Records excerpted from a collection
Start of Block

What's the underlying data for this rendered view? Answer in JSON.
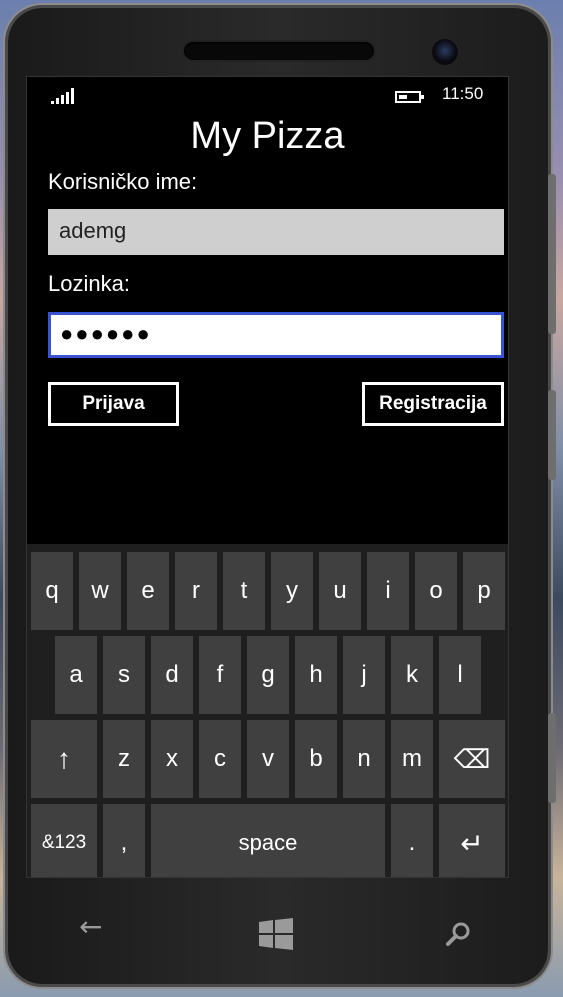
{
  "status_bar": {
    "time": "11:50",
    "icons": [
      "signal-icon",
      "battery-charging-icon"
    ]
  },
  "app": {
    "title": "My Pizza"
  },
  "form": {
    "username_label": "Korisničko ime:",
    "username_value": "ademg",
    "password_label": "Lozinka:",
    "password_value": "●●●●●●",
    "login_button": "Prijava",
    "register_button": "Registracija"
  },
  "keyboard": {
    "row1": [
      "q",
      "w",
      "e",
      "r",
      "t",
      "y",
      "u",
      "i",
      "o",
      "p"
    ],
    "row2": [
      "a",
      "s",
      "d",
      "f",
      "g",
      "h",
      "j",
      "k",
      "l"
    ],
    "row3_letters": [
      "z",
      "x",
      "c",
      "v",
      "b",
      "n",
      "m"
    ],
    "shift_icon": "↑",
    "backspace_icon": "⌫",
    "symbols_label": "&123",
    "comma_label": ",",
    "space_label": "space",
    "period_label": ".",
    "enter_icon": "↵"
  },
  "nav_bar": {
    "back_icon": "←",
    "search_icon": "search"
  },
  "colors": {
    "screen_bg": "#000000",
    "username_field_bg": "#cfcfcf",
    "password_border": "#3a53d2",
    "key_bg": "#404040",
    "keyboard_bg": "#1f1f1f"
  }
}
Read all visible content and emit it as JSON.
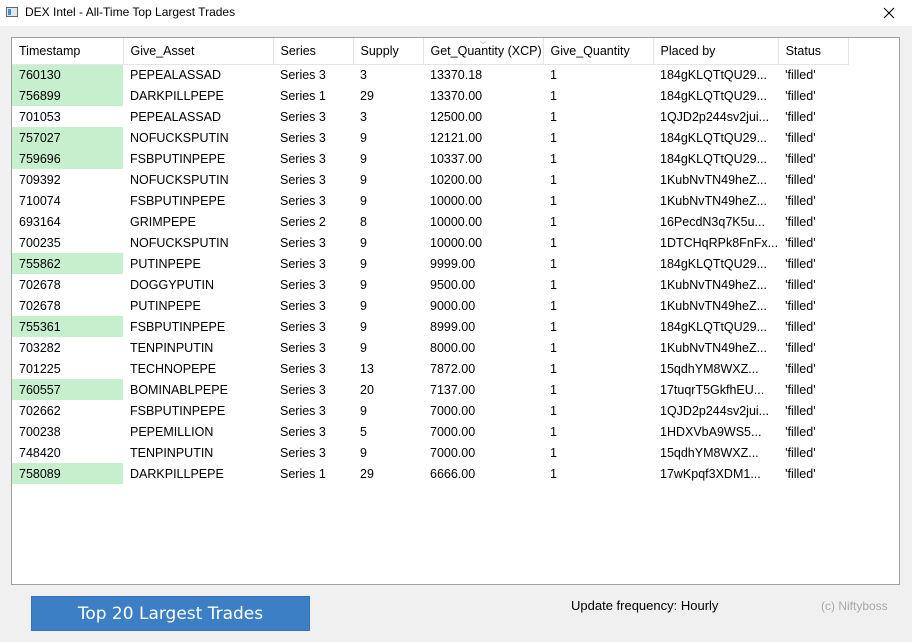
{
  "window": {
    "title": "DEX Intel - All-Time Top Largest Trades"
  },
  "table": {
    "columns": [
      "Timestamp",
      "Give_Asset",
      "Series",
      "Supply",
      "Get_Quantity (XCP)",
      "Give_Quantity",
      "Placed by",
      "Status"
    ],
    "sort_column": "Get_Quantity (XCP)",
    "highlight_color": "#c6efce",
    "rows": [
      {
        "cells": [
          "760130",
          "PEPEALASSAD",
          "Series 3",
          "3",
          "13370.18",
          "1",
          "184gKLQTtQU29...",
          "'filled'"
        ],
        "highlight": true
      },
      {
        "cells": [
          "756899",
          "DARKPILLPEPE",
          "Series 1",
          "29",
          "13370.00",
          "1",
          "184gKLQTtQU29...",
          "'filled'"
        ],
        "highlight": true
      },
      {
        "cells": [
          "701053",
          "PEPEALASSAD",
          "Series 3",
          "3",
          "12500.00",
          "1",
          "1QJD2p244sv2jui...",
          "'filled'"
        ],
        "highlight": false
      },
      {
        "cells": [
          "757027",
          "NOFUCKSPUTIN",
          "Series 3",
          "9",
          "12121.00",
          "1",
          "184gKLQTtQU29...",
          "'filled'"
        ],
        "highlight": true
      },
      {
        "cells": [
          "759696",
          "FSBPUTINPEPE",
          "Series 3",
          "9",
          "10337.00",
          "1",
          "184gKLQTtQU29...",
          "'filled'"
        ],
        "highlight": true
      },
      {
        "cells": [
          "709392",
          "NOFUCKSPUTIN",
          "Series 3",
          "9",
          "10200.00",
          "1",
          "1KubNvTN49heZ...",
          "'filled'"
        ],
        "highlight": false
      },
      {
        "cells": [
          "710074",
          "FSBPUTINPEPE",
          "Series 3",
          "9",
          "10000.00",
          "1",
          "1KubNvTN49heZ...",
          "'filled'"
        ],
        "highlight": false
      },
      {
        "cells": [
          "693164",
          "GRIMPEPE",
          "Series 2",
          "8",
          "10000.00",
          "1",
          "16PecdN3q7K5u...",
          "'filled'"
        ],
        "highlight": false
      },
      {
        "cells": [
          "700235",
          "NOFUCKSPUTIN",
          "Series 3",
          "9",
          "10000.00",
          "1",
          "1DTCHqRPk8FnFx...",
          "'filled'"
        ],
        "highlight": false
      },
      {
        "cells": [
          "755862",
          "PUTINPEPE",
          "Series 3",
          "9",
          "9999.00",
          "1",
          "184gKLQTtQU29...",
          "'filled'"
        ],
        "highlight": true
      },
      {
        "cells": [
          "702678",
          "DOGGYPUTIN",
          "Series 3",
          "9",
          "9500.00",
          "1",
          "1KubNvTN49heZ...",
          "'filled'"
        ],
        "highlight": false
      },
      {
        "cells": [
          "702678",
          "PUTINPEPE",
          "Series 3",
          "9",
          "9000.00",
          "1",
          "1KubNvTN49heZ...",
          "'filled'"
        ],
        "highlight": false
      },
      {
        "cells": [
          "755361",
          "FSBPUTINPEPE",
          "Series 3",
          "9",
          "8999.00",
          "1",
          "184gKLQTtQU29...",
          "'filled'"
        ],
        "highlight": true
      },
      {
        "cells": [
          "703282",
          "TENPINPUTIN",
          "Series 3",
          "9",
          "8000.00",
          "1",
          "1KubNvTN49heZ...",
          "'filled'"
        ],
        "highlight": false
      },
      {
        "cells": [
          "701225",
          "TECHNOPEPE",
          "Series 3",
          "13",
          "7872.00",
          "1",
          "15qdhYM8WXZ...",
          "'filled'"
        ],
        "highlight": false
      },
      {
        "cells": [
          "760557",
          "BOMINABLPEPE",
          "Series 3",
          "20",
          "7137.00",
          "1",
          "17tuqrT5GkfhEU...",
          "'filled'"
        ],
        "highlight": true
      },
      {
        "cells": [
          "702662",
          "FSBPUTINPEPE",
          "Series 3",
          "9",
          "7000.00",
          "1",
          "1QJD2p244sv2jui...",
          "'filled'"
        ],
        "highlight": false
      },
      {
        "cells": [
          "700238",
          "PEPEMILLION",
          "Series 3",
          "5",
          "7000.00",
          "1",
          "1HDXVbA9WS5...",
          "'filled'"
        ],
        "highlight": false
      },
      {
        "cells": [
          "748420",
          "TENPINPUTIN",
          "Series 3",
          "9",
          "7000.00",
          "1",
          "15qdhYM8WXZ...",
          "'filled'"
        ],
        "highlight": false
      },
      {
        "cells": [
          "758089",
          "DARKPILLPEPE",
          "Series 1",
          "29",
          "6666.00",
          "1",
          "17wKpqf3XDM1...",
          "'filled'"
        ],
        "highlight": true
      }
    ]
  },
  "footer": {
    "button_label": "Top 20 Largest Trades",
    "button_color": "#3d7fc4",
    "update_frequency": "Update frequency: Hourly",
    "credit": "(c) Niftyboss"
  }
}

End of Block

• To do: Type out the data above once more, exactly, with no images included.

• Answer to the exercise:
What's the underlying data for this rendered view? Answer in JSON.
{
  "status_bar": {
    "time": "11:50",
    "icons": [
      "signal-icon",
      "battery-charging-icon"
    ]
  },
  "app": {
    "title": "My Pizza"
  },
  "form": {
    "username_label": "Korisničko ime:",
    "username_value": "ademg",
    "password_label": "Lozinka:",
    "password_value": "●●●●●●",
    "login_button": "Prijava",
    "register_button": "Registracija"
  },
  "keyboard": {
    "row1": [
      "q",
      "w",
      "e",
      "r",
      "t",
      "y",
      "u",
      "i",
      "o",
      "p"
    ],
    "row2": [
      "a",
      "s",
      "d",
      "f",
      "g",
      "h",
      "j",
      "k",
      "l"
    ],
    "row3_letters": [
      "z",
      "x",
      "c",
      "v",
      "b",
      "n",
      "m"
    ],
    "shift_icon": "↑",
    "backspace_icon": "⌫",
    "symbols_label": "&123",
    "comma_label": ",",
    "space_label": "space",
    "period_label": ".",
    "enter_icon": "↵"
  },
  "nav_bar": {
    "back_icon": "←",
    "search_icon": "search"
  },
  "colors": {
    "screen_bg": "#000000",
    "username_field_bg": "#cfcfcf",
    "password_border": "#3a53d2",
    "key_bg": "#404040",
    "keyboard_bg": "#1f1f1f"
  }
}
Read all visible content and emit it as JSON.
{
  "window": {
    "title": "DEX Intel - All-Time Top Largest Trades"
  },
  "table": {
    "columns": [
      "Timestamp",
      "Give_Asset",
      "Series",
      "Supply",
      "Get_Quantity (XCP)",
      "Give_Quantity",
      "Placed by",
      "Status"
    ],
    "sort_column": "Get_Quantity (XCP)",
    "highlight_color": "#c6efce",
    "rows": [
      {
        "cells": [
          "760130",
          "PEPEALASSAD",
          "Series 3",
          "3",
          "13370.18",
          "1",
          "184gKLQTtQU29...",
          "'filled'"
        ],
        "highlight": true
      },
      {
        "cells": [
          "756899",
          "DARKPILLPEPE",
          "Series 1",
          "29",
          "13370.00",
          "1",
          "184gKLQTtQU29...",
          "'filled'"
        ],
        "highlight": true
      },
      {
        "cells": [
          "701053",
          "PEPEALASSAD",
          "Series 3",
          "3",
          "12500.00",
          "1",
          "1QJD2p244sv2jui...",
          "'filled'"
        ],
        "highlight": false
      },
      {
        "cells": [
          "757027",
          "NOFUCKSPUTIN",
          "Series 3",
          "9",
          "12121.00",
          "1",
          "184gKLQTtQU29...",
          "'filled'"
        ],
        "highlight": true
      },
      {
        "cells": [
          "759696",
          "FSBPUTINPEPE",
          "Series 3",
          "9",
          "10337.00",
          "1",
          "184gKLQTtQU29...",
          "'filled'"
        ],
        "highlight": true
      },
      {
        "cells": [
          "709392",
          "NOFUCKSPUTIN",
          "Series 3",
          "9",
          "10200.00",
          "1",
          "1KubNvTN49heZ...",
          "'filled'"
        ],
        "highlight": false
      },
      {
        "cells": [
          "710074",
          "FSBPUTINPEPE",
          "Series 3",
          "9",
          "10000.00",
          "1",
          "1KubNvTN49heZ...",
          "'filled'"
        ],
        "highlight": false
      },
      {
        "cells": [
          "693164",
          "GRIMPEPE",
          "Series 2",
          "8",
          "10000.00",
          "1",
          "16PecdN3q7K5u...",
          "'filled'"
        ],
        "highlight": false
      },
      {
        "cells": [
          "700235",
          "NOFUCKSPUTIN",
          "Series 3",
          "9",
          "10000.00",
          "1",
          "1DTCHqRPk8FnFx...",
          "'filled'"
        ],
        "highlight": false
      },
      {
        "cells": [
          "755862",
          "PUTINPEPE",
          "Series 3",
          "9",
          "9999.00",
          "1",
          "184gKLQTtQU29...",
          "'filled'"
        ],
        "highlight": true
      },
      {
        "cells": [
          "702678",
          "DOGGYPUTIN",
          "Series 3",
          "9",
          "9500.00",
          "1",
          "1KubNvTN49heZ...",
          "'filled'"
        ],
        "highlight": false
      },
      {
        "cells": [
          "702678",
          "PUTINPEPE",
          "Series 3",
          "9",
          "9000.00",
          "1",
          "1KubNvTN49heZ...",
          "'filled'"
        ],
        "highlight": false
      },
      {
        "cells": [
          "755361",
          "FSBPUTINPEPE",
          "Series 3",
          "9",
          "8999.00",
          "1",
          "184gKLQTtQU29...",
          "'filled'"
        ],
        "highlight": true
      },
      {
        "cells": [
          "703282",
          "TENPINPUTIN",
          "Series 3",
          "9",
          "8000.00",
          "1",
          "1KubNvTN49heZ...",
          "'filled'"
        ],
        "highlight": false
      },
      {
        "cells": [
          "701225",
          "TECHNOPEPE",
          "Series 3",
          "13",
          "7872.00",
          "1",
          "15qdhYM8WXZ...",
          "'filled'"
        ],
        "highlight": false
      },
      {
        "cells": [
          "760557",
          "BOMINABLPEPE",
          "Series 3",
          "20",
          "7137.00",
          "1",
          "17tuqrT5GkfhEU...",
          "'filled'"
        ],
        "highlight": true
      },
      {
        "cells": [
          "702662",
          "FSBPUTINPEPE",
          "Series 3",
          "9",
          "7000.00",
          "1",
          "1QJD2p244sv2jui...",
          "'filled'"
        ],
        "highlight": false
      },
      {
        "cells": [
          "700238",
          "PEPEMILLION",
          "Series 3",
          "5",
          "7000.00",
          "1",
          "1HDXVbA9WS5...",
          "'filled'"
        ],
        "highlight": false
      },
      {
        "cells": [
          "748420",
          "TENPINPUTIN",
          "Series 3",
          "9",
          "7000.00",
          "1",
          "15qdhYM8WXZ...",
          "'filled'"
        ],
        "highlight": false
      },
      {
        "cells": [
          "758089",
          "DARKPILLPEPE",
          "Series 1",
          "29",
          "6666.00",
          "1",
          "17wKpqf3XDM1...",
          "'filled'"
        ],
        "highlight": true
      }
    ]
  },
  "footer": {
    "button_label": "Top 20 Largest Trades",
    "button_color": "#3d7fc4",
    "update_frequency": "Update frequency: Hourly",
    "credit": "(c) Niftyboss"
  }
}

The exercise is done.